The Grey Area of Public Health Communication: Honesty or Strategy?

Spread the science

This post has a low-tech soundtrack feature. Just hit play on the video below while reading!

Understanding the Ethics of Public Health Messages

In the thought-provoking article A Taxonomy of Non-honesty in Public Health Communication the authors delve into a crucial yet often overlooked aspect of public health communication.


This analysis is more relevant than ever in the wake of the COVID-19 pandemic, which has shed light on the intricate balance between influencing public behavior and maintaining transparency.

The Essence of Honest Communication in Public Health

The concept of honesty in public health communication is complex. It’s about providing information that doesn’t intentionally distort facts, yet this is often mired in ethical dilemmas. Are omissions, simplifications, or even exaggerations justified if they serve a greater good, like promoting health or preventing panic? This article confronts these questions head-on, analyzing common practices in public health messaging and their ethical implications.

The Challenge of Magnitude and Harm Neglect

One of the key issues raised in the article is the tendency of public health messages to omit crucial information about the magnitude of benefits or potential harms of interventions.

  • Magnitude Neglect: This involves the underrepresentation or absence of information regarding the actual impact or benefits of a health intervention. For example, a campaign might emphasize the importance of a particular vaccine without disclosing the specific percentage of risk reduction it offers. This lack of quantifiable data can lead to inflated expectations or misunderstandings about the effectiveness of the intervention.
  • Harm Neglect: This refers to the omission of potential risks or side effects associated with health behaviors or treatments. An example would be promoting a medical procedure without adequately discussing its potential complications. This neglect can lead to uninformed decision-making and potentially compromise patient safety.

The Grey Area of Non-honest Behaviors

The article identifies various behaviors that fall into the realm of non-honesty:

  • Deception: This is the intentional act of creating a false belief or impression. In public health, this might manifest as presenting data in a way that intentionally obscures the truth, such as overstating the effectiveness of a health initiative.
  • Manipulation: This involves influencing someone’s behavior or perception through indirect, deceptive, or underhanded tactics.
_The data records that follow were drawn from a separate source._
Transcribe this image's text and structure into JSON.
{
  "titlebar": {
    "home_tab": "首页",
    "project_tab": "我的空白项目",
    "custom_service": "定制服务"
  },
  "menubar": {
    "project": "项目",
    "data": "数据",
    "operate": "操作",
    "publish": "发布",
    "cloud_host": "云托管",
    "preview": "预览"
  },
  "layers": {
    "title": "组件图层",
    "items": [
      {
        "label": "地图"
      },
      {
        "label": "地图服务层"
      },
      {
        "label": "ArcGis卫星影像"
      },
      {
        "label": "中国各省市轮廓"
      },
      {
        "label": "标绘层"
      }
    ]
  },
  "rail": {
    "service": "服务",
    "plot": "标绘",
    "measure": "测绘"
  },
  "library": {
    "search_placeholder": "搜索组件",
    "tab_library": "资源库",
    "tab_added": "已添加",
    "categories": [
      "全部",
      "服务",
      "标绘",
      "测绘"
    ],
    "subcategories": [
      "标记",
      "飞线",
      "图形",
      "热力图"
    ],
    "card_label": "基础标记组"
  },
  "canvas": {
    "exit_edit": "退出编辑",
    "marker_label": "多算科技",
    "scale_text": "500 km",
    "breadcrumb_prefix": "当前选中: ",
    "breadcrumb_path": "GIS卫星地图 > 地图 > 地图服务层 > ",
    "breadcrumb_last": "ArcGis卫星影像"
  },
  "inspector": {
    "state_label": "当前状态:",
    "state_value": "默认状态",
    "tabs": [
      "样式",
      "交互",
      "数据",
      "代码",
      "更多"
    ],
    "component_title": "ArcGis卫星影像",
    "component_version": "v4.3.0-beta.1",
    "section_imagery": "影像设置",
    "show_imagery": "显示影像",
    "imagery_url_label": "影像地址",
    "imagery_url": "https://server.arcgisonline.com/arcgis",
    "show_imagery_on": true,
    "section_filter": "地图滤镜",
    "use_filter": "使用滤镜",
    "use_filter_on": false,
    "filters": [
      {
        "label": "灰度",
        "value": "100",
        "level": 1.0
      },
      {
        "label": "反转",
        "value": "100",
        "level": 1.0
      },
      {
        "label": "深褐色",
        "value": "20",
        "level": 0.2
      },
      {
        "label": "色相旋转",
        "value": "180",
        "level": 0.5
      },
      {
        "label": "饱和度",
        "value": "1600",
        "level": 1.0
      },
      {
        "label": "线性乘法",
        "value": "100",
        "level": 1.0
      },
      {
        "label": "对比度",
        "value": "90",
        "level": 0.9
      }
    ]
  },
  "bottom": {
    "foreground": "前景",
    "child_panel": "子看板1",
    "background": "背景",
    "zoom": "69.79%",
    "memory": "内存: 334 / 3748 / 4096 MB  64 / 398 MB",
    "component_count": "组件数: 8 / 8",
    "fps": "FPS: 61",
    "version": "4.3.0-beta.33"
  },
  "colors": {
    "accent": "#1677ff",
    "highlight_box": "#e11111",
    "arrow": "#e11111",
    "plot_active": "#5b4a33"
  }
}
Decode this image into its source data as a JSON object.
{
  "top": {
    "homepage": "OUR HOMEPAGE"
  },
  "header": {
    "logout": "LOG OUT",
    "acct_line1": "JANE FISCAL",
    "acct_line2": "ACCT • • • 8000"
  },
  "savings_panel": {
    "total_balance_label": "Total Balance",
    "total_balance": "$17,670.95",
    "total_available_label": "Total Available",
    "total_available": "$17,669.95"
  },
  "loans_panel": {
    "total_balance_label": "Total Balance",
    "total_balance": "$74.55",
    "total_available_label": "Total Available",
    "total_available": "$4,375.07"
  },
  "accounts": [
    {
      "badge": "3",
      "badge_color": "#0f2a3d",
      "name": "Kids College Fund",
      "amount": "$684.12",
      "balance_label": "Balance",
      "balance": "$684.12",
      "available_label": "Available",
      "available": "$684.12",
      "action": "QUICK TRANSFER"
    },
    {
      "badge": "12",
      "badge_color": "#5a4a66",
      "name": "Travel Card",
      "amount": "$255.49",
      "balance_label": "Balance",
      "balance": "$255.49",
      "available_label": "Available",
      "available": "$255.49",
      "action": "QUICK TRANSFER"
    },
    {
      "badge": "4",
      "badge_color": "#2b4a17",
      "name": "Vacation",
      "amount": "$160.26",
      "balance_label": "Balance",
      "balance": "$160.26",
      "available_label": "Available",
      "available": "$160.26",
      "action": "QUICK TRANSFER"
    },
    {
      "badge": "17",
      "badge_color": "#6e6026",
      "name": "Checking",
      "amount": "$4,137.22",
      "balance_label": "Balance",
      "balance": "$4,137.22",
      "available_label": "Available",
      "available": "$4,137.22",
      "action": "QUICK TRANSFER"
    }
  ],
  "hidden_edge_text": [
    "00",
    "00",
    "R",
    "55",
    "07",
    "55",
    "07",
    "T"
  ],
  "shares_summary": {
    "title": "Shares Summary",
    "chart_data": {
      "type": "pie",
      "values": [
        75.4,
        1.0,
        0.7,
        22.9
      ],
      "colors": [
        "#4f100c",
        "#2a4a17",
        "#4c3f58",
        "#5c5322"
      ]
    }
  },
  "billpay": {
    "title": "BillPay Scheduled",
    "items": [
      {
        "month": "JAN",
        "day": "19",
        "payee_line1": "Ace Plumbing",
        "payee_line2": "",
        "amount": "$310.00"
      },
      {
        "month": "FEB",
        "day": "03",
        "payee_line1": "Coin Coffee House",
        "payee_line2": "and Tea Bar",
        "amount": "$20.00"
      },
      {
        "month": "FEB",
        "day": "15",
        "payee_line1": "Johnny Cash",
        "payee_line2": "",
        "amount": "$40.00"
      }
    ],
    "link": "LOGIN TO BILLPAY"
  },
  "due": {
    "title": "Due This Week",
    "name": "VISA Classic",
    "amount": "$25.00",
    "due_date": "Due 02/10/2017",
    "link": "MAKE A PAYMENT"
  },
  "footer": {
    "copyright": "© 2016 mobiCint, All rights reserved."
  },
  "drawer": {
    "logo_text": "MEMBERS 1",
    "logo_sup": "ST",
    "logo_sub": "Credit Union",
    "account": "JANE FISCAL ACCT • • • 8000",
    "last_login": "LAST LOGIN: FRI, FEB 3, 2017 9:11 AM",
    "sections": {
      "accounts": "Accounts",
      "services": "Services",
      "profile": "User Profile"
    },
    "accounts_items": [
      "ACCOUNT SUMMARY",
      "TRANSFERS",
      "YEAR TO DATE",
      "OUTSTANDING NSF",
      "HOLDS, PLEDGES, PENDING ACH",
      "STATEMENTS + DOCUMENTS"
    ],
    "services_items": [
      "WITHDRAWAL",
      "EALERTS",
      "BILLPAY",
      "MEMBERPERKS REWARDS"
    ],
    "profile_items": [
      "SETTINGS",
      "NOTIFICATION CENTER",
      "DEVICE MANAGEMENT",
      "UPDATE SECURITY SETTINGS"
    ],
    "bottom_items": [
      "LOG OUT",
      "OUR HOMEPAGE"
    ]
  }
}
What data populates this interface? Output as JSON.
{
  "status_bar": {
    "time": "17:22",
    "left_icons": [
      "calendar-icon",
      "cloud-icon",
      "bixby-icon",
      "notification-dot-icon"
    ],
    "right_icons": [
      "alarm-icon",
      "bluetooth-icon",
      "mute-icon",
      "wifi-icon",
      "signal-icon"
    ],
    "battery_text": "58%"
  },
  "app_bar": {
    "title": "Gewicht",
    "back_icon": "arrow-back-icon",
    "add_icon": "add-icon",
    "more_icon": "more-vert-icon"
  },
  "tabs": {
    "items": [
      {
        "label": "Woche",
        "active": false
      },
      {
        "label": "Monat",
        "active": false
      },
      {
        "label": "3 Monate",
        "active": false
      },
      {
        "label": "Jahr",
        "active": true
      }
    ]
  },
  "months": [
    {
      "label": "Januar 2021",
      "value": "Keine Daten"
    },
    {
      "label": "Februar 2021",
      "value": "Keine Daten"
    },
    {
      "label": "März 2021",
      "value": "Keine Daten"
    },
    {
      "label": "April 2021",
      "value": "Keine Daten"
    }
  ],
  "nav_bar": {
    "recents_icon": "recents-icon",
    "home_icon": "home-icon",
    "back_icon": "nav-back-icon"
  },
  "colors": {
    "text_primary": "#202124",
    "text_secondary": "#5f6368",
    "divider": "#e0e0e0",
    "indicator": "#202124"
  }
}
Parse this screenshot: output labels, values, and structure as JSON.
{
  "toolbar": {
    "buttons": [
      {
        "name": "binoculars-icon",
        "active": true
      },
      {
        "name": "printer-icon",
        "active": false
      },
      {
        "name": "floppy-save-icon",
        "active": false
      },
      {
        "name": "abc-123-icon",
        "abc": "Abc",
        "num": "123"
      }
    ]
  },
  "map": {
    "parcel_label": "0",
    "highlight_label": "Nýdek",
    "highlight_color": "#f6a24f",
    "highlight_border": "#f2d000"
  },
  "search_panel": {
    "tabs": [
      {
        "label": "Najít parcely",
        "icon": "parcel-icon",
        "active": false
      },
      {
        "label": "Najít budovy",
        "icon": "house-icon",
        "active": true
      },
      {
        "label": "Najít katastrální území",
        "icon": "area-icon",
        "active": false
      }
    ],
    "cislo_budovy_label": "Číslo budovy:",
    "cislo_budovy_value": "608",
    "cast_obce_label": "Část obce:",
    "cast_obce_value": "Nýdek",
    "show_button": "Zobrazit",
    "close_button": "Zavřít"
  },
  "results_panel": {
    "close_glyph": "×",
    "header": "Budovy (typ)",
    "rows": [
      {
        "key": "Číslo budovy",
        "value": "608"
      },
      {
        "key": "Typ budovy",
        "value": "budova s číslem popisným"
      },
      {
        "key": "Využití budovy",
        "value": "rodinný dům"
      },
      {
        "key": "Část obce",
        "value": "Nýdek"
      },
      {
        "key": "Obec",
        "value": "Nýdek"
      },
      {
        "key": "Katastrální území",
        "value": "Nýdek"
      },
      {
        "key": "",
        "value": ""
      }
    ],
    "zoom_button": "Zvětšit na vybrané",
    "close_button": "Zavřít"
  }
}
In public health, manipulation might occur when information is presented in a way that plays on emotions or fears to drive a desired behavior without providing a balanced view.
  • Paltering: This is a subtle form of deception where truthful statements are used to convey a misleading impression. For example, a health campaign might use true but selectively chosen statistics to paint an overly positive picture of a health intervention’s success.
  • Bullshitting: Characterized by an indifference to truth, this involves making claims without regard to their truthfulness, simply to achieve a specific goal. In public health, this could be seen in the promotion of unverified or loosely supported health advice, where the communicator is not concerned with the integrity of the information but rather with its persuasive effect.

The Role of Public Health Practitioners

For public health practitioners, the implications of this discussion are profound. It’s not just about relaying information; it’s about doing so in a way that respects the audience’s right to informed decision-making. This means avoiding misleading representations, even if they’re intended to encourage ‘better’ health behaviors.

Balancing Honesty with Public Health Goals

The challenge for public health practitioners is to balance the need for honest, transparent communication with the goal of effective health promotion. This involves a careful consideration of how information is presented and the potential impact of omitting or distorting facts, even with the best intentions.

The Power of Honesty in Building Trust

Honest communication is fundamental in building and maintaining public trust in health authorities. In an era where misinformation can spread rapidly, maintaining credibility through honest, clear, and accurate public health messaging is more important than ever.

Moving Forward: Recommendations for Practitioners

  1. Prioritize Transparency: Be transparent about the uncertainties and limitations of health recommendations.
  2. Avoid Misleading Statistics: Present health statistics in a way that is both accurate and easy to understand, avoiding formats that could mislead. (And even as someone who digs into data a lot, this is a challenge)
  3. Educate the Public: Empower the public with information that enables them to make informed decisions about their health.


In conclusion, “A Taxonomy of Non-honesty in Public Health Communication” challenges us to rethink how we communicate public health information. It’s a call to action for practitioners to strike a balance between effective health promotion and the ethical obligation to provide honest, transparent information. As we navigate this complex landscape, let’s remember that the trust of the public is an invaluable asset in achieving public health goals.

Elevate Your Insight with Every Issue!

Ignite your journey as a public health change-maker through ‘This Week in Public Health.’ Each edition draws you nearer to the pulse of community health, pioneering research, and advocacy. Beyond mere news, it’s your catalyst for transformation. Become a part of our community of enlightened individuals dedicated to driving positive change in public health every week – subscribe for free now!

* indicates required

Leave a Reply

Your email address will not be published. Required fields are marked *